___ Input for this task
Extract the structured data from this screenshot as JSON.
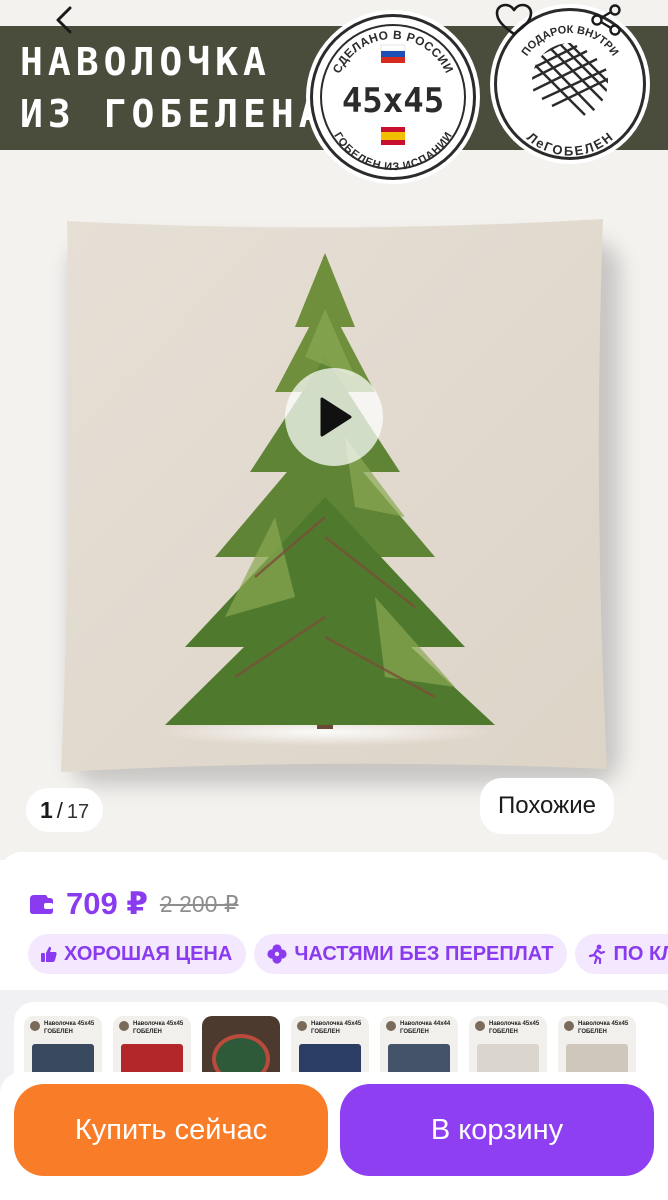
{
  "banner": {
    "line1": "НАВОЛОЧКА",
    "line2": "ИЗ ГОБЕЛЕНА",
    "seal_top": "СДЕЛАНО В РОССИИ",
    "seal_size": "45x45",
    "seal_bottom": "ГОБЕЛЕН ИЗ ИСПАНИИ",
    "brand_top": "ПОДАРОК ВНУТРИ",
    "brand_name": "ЛеГОБЕЛЕН"
  },
  "gallery": {
    "current": "1",
    "separator": "/",
    "total": "17",
    "similar_label": "Похожие"
  },
  "icons": {
    "back": "chevron-left-icon",
    "favorite": "heart-icon",
    "share": "share-icon",
    "play": "play-icon",
    "wallet": "wallet-icon"
  },
  "product": {
    "price": "709 ₽",
    "old_price": "2 200 ₽"
  },
  "badges": [
    {
      "label": "ХОРОШАЯ ЦЕНА",
      "icon": "thumbs-up-icon"
    },
    {
      "label": "ЧАСТЯМИ БЕЗ ПЕРЕПЛАТ",
      "icon": "clover-icon"
    },
    {
      "label": "ПО КЛ",
      "icon": "running-person-icon"
    }
  ],
  "related": [
    {
      "label": "Наволочка 45x45 ГОБЕЛЕН"
    },
    {
      "label": "Наволочка 45x45 ГОБЕЛЕН"
    },
    {
      "label": ""
    },
    {
      "label": "Наволочка 45x45 ГОБЕЛЕН"
    },
    {
      "label": "Наволочка 44x44 ГОБЕЛЕН"
    },
    {
      "label": "Наволочка 45x45 ГОБЕЛЕН"
    },
    {
      "label": "Наволочка 45x45 ГОБЕЛЕН"
    }
  ],
  "actions": {
    "buy_now": "Купить сейчас",
    "add_to_cart": "В корзину"
  },
  "colors": {
    "accent": "#8a3bf0",
    "buy": "#f97d28",
    "cart": "#8e3ff2",
    "banner": "#4a4d3c"
  }
}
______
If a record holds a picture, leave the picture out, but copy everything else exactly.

▶ **Exercise answer**
Extract the structured data from this screenshot as JSON.
{
  "banner": {
    "line1": "НАВОЛОЧКА",
    "line2": "ИЗ ГОБЕЛЕНА",
    "seal_top": "СДЕЛАНО В РОССИИ",
    "seal_size": "45x45",
    "seal_bottom": "ГОБЕЛЕН ИЗ ИСПАНИИ",
    "brand_top": "ПОДАРОК ВНУТРИ",
    "brand_name": "ЛеГОБЕЛЕН"
  },
  "gallery": {
    "current": "1",
    "separator": "/",
    "total": "17",
    "similar_label": "Похожие"
  },
  "icons": {
    "back": "chevron-left-icon",
    "favorite": "heart-icon",
    "share": "share-icon",
    "play": "play-icon",
    "wallet": "wallet-icon"
  },
  "product": {
    "price": "709 ₽",
    "old_price": "2 200 ₽"
  },
  "badges": [
    {
      "label": "ХОРОШАЯ ЦЕНА",
      "icon": "thumbs-up-icon"
    },
    {
      "label": "ЧАСТЯМИ БЕЗ ПЕРЕПЛАТ",
      "icon": "clover-icon"
    },
    {
      "label": "ПО КЛ",
      "icon": "running-person-icon"
    }
  ],
  "related": [
    {
      "label": "Наволочка 45x45 ГОБЕЛЕН"
    },
    {
      "label": "Наволочка 45x45 ГОБЕЛЕН"
    },
    {
      "label": ""
    },
    {
      "label": "Наволочка 45x45 ГОБЕЛЕН"
    },
    {
      "label": "Наволочка 44x44 ГОБЕЛЕН"
    },
    {
      "label": "Наволочка 45x45 ГОБЕЛЕН"
    },
    {
      "label": "Наволочка 45x45 ГОБЕЛЕН"
    }
  ],
  "actions": {
    "buy_now": "Купить сейчас",
    "add_to_cart": "В корзину"
  },
  "colors": {
    "accent": "#8a3bf0",
    "buy": "#f97d28",
    "cart": "#8e3ff2",
    "banner": "#4a4d3c"
  }
}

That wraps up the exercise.